Can I withdraw more money than I have in my Schwab checking account?

No. This is not a loan or a credit line. The debit card gives you access to money you already have. So if you anticipate spending $500-$1000 oversea, you want to make sure you have at least that much money in the account. The advantage is that you don’t have to withdraw/exchange more than you might use or end up carrying hundreds of dollars in your wallet.

What are the hidden fees? E.g., How much money do I need to keep in the accounts to avoid fees?

Schwab doesn’t have a minimum balance requirement and doesn’t charge a monthly statement fee. The only con I can think of is that Charles Schwab does a hard inquiry pull on your Experian credit report.

Do I have to open a brokerage account along with the checking account / do I have to invest with Charles Schwab?

Yes, you have to open both a brokerage account and a checking account to have access to the fee free ATM debit card but there is no monthly fee or minimum balance requirement. You do not have to invest with Charles Schwab’s brokerage account or even keep any money in that account, but Schwab does have a good platform comparable to Fidelity and Vanguard.

This is too good to be true, is Schwab the only option?

Actually no. Other banks with this feature that I know of are Fidelity and Capital one. But do your research. I think some have a maximum of $30 reimbursement amount.

Do I have to use your referral link?

No, in fact, I don’t get anything from you using my link. Schwab, in its own words, states “We hope your enthusiasm for Schwab’s award winning customer service and our low fees makes you excited to share how we can help your friends and family on their financial journey.” So no, I have no financial incentive to promote Schwab debit card.

Anything else I should know?

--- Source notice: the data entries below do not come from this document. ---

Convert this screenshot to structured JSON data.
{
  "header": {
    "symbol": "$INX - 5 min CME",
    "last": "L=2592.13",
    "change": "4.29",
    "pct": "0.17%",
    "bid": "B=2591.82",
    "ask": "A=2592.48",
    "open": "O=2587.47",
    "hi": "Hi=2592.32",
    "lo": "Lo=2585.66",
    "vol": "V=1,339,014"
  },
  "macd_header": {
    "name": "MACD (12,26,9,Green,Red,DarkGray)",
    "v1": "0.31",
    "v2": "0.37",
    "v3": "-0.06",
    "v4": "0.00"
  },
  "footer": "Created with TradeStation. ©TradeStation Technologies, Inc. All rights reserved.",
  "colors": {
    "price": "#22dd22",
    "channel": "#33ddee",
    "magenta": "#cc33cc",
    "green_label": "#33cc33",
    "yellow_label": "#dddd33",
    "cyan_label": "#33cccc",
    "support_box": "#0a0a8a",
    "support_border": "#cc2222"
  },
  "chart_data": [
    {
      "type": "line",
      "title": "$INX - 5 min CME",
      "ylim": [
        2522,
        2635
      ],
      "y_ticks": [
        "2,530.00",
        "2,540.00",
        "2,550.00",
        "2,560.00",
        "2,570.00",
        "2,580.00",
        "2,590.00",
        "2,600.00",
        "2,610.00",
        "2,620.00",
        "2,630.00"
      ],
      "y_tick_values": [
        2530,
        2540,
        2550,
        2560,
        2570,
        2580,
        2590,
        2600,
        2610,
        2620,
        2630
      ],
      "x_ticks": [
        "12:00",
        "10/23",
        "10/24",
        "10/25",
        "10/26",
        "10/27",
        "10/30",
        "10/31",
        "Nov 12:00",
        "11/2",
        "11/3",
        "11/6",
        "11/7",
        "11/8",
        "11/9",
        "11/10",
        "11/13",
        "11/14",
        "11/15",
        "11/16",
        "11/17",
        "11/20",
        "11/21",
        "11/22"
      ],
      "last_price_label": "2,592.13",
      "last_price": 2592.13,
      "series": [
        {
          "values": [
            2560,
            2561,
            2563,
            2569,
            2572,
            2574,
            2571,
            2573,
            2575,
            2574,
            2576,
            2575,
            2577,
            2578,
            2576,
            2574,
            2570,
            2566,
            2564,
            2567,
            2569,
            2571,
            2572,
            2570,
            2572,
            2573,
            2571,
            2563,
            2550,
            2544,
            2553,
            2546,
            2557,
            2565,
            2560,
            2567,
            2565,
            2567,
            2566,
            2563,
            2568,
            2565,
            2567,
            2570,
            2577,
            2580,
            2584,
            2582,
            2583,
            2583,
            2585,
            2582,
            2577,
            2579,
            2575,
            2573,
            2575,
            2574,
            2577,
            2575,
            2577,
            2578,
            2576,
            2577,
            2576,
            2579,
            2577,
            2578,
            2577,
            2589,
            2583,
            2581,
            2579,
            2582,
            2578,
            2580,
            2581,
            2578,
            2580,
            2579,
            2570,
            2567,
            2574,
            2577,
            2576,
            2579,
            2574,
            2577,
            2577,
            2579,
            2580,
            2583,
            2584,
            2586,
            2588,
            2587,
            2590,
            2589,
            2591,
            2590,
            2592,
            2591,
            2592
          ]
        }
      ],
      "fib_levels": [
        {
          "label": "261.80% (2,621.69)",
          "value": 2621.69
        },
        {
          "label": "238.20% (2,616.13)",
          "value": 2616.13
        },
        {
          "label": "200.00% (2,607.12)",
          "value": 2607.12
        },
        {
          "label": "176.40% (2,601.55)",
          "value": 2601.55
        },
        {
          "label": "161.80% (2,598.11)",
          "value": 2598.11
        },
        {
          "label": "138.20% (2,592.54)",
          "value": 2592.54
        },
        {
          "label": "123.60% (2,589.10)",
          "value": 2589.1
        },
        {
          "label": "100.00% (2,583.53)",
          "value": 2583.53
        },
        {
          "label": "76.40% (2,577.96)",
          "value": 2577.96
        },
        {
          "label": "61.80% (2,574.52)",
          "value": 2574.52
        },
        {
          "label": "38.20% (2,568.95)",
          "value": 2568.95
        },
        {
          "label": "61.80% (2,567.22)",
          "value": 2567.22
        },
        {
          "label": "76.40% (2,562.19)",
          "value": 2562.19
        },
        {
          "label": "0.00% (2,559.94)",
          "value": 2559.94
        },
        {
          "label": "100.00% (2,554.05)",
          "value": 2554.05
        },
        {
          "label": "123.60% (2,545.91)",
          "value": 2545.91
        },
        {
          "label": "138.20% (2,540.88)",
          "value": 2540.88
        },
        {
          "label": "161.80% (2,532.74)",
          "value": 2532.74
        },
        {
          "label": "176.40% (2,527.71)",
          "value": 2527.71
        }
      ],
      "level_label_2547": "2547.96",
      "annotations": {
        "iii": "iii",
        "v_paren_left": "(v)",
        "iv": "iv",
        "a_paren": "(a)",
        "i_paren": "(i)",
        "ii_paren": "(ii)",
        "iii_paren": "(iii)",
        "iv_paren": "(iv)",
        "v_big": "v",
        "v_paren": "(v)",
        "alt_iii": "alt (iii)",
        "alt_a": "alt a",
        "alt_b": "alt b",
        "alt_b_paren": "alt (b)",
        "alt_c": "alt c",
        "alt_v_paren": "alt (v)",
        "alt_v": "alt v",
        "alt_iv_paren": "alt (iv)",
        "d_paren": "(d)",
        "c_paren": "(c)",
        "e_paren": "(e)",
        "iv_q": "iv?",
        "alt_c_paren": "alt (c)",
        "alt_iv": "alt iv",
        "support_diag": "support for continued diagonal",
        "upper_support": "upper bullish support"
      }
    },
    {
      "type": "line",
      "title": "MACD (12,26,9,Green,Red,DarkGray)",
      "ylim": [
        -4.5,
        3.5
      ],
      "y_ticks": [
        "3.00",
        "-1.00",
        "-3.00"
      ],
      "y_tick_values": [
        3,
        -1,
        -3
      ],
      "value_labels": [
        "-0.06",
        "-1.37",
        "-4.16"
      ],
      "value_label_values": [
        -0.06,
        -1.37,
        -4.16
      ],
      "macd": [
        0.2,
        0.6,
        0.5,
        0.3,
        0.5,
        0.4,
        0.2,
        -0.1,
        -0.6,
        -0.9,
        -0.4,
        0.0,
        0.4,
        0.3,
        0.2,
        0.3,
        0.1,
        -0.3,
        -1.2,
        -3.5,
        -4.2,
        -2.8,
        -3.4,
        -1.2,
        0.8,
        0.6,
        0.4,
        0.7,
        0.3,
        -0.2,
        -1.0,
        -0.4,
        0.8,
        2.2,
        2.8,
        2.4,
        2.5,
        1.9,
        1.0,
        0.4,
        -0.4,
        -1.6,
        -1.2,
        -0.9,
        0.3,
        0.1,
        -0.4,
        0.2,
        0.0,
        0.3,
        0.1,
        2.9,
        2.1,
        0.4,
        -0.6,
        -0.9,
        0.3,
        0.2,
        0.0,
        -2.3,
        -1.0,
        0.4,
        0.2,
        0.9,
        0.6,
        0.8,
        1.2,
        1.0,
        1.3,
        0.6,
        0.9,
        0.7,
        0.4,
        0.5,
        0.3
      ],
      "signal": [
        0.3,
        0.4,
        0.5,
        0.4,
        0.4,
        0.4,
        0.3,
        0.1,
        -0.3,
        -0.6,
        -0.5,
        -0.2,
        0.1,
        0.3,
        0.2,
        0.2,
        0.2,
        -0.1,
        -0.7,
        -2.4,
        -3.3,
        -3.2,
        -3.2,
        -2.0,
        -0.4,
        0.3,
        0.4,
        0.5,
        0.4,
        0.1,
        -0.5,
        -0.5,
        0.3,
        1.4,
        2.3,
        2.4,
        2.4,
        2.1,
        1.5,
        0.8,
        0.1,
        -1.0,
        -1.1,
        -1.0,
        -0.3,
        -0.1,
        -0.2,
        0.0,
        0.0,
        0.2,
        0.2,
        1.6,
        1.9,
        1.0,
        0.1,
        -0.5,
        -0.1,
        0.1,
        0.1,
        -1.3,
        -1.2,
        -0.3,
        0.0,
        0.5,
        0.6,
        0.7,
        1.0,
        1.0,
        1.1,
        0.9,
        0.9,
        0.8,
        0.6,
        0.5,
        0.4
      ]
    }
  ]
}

  • You should set a travel alert with Schwab when traveling to make sure the bank knows where you are. If the bank freezes your card because it believes there are fraudulent activity, you will be stuck without any cash.
  • Keep in mind that some countries like South Korea and Japan may not have 24 hours access to an ATM.